It was finally evident from several causes and reasons that the Mescaleros were not willing to accept the offers made to them by me of removal to a United States reservation. The most influential reason was because of the strong opposition of certain leading citizens of Presidio del Norte (now called Ojinaga) and of San Carlos to the removal of the Indians; their trade was sometimes very profitable. The chief, Arzate, told me himself of some of the stories told to him by those citizens.

The Indians expressed at last a strong desire to be permitted to remain permanently and peacefully located on Mexican soil, provided something could be done by the Mexican government to keep them from starving if they should agree to stop stealing. With this object some of the principal chiefs went to Chihuahua, the city, to see the governor, last May.

About the 15th or 20th of that month a formal treaty was made and signed by Col. [Page 391] Joaquin Terrazas and Señor Don Juan Zubrian, on the part of the governor, and by the Indian chiefs Arzate and Imais. A copy of this agreement or treaty was furnished to me by Governor Ochoa, with the information that it would have to be approved by the federal authorities at Mexico. By this treaty, a copy of which was duly sent by me to the Hon. Commissioner of Indian Affairs, several important points were secured, even more satisfactory and beneficial to us than if the Indians had consented to remove to our reservations; and these points are, that the Mexican government agree to designate the limits of a reservation in Chihuahua for those Indians, to furnish them with certain subsistence-stores and clothing at stated terms, to exercise a constant supervision and control over them, to establish a military force on the reservation, to require military service of them, and also, in case of any future depredations upon Texas, the guilty parties were to be arrested and delivered to the United States authorities for punishment, &c.

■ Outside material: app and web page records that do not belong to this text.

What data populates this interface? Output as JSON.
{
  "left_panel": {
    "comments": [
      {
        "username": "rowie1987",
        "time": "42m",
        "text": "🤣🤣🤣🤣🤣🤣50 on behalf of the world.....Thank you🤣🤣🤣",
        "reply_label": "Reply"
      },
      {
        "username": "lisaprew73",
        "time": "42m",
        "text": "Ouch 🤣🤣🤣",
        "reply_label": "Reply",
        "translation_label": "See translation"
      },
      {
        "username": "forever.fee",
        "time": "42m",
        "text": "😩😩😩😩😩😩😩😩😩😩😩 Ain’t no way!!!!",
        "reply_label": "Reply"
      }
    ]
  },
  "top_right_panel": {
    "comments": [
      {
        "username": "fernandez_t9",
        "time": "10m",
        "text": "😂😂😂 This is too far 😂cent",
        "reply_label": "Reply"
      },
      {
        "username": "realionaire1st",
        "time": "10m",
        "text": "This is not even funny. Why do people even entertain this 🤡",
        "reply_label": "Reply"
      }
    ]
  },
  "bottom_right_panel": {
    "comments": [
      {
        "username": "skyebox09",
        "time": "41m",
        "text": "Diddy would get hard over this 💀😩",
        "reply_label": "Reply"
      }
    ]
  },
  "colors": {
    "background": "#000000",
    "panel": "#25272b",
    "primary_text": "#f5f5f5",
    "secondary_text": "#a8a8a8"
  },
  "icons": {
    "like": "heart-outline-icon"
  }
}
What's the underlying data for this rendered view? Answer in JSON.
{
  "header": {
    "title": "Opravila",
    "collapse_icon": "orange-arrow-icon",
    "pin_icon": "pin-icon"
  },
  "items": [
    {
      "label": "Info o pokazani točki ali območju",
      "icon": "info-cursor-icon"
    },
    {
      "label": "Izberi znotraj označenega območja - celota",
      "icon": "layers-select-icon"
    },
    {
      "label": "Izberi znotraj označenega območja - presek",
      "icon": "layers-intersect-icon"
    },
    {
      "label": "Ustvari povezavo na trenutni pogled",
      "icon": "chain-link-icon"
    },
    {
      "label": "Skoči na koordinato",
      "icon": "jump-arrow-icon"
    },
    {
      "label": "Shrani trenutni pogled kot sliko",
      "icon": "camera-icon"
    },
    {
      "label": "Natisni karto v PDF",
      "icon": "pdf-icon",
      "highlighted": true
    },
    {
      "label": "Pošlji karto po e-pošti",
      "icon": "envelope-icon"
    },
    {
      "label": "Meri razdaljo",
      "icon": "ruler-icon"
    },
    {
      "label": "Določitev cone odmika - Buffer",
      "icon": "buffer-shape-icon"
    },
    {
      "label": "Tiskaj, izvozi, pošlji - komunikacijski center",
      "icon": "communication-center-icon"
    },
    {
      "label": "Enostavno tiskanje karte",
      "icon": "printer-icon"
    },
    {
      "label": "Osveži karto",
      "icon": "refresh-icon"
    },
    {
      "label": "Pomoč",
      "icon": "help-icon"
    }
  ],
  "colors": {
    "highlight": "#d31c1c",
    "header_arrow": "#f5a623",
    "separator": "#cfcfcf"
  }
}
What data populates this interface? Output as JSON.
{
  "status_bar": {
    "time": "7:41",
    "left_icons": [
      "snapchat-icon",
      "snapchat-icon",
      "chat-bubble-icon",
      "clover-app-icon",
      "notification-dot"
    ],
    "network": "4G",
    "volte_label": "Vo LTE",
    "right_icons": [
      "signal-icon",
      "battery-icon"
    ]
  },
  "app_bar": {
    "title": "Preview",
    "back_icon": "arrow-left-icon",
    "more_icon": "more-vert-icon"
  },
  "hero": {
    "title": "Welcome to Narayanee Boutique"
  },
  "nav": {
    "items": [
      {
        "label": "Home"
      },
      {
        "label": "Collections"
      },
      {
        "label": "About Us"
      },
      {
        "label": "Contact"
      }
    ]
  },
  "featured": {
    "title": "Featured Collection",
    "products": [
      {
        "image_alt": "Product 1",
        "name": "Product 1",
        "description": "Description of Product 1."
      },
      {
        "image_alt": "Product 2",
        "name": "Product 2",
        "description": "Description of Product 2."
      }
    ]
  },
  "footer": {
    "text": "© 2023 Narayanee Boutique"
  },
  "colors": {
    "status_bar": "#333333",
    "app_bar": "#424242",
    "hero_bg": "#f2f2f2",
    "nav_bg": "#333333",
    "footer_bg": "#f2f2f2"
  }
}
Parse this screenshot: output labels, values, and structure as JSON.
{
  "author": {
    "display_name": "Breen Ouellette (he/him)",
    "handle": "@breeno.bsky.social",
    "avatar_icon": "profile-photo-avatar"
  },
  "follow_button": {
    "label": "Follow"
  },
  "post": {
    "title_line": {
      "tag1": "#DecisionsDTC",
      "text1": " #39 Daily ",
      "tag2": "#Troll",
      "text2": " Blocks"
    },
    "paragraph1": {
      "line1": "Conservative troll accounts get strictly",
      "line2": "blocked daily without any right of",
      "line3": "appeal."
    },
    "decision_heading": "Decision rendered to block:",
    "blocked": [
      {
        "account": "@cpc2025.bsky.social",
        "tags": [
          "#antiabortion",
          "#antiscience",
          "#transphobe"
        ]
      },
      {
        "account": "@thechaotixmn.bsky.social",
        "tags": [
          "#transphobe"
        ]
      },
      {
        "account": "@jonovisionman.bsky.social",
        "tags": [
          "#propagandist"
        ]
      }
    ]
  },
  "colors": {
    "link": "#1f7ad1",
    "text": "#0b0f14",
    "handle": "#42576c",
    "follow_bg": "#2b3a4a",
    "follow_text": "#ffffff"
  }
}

A copy of the said treaty I hand you herewith, together with a copy of Governor ‘Ochoa’s letter, and a copy of the reply of the President of Mexico.

By instructions from the Hon. Secretary of the Interior I returned to Chihuahua last month to ascertain if the arrangements contemplated by the treaty had been effected. Upon arrival there Governor Ochoa informed me that the President of Mexico had not approved the treaty, but had indicated a design to commence a new policy toward these Indians.

The governor said to me verbally, and officially in writing, that he felt sure the authorities at Mexico did not yet clearly understand the case and did not appreciate the importance of immediately ratifying the treaty made last May, and he therefore suggested and urgently requested me to come to this city for the purpose of putting the subject before you for such action as you might deem best and proper.

He also at the same time sent Señor Don Juan Zubrian to Mexico to communicate directly to the authorities all the reasons for a prompt approval of the treaty. Señor Zubrian is now in this city on that business.

Whatever may be the ultimate action of the Mexican government, the governor and people of Chihuahua, Don Juan Zubrian, and myself all concur in believing that if this treaty le not adopted and the Indians thereby gradually accustomed to a judicious control and constraint, instruction, &c., a costly war of extermination must be forthwith commenced, involving, of course, a great loss of life and property and expenditure of money far greater than would be required to take control of the Indians on a reservation for many years; they must be controlled and fed, or forthwith be killed.

If it should meet with your approval I would very respectfully beg that an early opportunity be taken to bring this matter to the notice of the Mexican government, and of requesting that the said treaty be carried out at once, inasmuch as it would seem to be the first and best step toward a permanent settlement of Mexican Indian troubles on the frontier of Texas.

I am, &c.,


Hon. J. W. Foster,
United States Minister Plenipotentiary to the Republic of Mexico.